6. Eject the Remote Desktop Connection by right clicking on the icon on your desktop.
7. Great! Now you are ready to configure the Remote Desktop Connection Client to connect to your Home Server.
Configure the Remote Desktop Connection Client 2 for Mac to connect to the Windows Home Server Console
1. Open Finder. Click Applications in left menu. Click Remote Desktop Connection.
2. Type in the name of your Home Server.
3. In the File menu, click on Save As. Save your file. It’s easiest to save it on the Desktop.
4. Go back to the File menu and click on Edit Connection. Select the file you saved in the last step.
5. In the Login tab type –
a. User name: Administrator
b. Password: Your home server password.
c. Domain: Name of your home server.
6. In the Display tab, change the Colors to Millions.
7. In the Applications tab, make sure Start only the following Windows-based application when you log in to the remote computer is checked and type the following for Application path and file name: C:\Program Files\Windows Home Server\HomeServerConsole.exe /b
8. In the Security tab, select Always connect, even if authentication fails.
9. In the File menu, click on Save.
10. Now, right click on your recently saved file, click Open With, click Other…, scroll down and select TextEdit. Click on Open.
11. Change the number below DesktopHeight to 675 and number below DesktopWidth to 992.
12. Save the file and close it.
13. Now, click on the file you just saved to connect to the home server!
14. If you are unable to connect try connecting using your IP address of the home server. To find your home server’s IP address, log on to the console from another computer. Go to Settings, Remote Access, Router Details

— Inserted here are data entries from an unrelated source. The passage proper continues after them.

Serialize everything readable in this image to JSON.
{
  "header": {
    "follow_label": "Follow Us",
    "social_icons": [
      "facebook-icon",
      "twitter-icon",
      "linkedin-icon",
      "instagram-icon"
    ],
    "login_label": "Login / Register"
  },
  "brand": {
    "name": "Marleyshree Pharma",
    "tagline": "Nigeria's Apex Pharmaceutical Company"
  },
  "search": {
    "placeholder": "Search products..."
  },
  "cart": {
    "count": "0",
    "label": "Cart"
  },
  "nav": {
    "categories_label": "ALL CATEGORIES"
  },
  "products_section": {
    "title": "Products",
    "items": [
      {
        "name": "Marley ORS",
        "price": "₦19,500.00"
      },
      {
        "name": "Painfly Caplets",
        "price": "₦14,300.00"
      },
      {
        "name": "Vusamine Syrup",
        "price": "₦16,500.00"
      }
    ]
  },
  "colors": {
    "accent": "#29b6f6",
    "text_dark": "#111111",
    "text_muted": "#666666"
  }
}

Open the file like in the above step and change the connection string to the IP address. For most of you it should be something like 192.XXX.X.XXX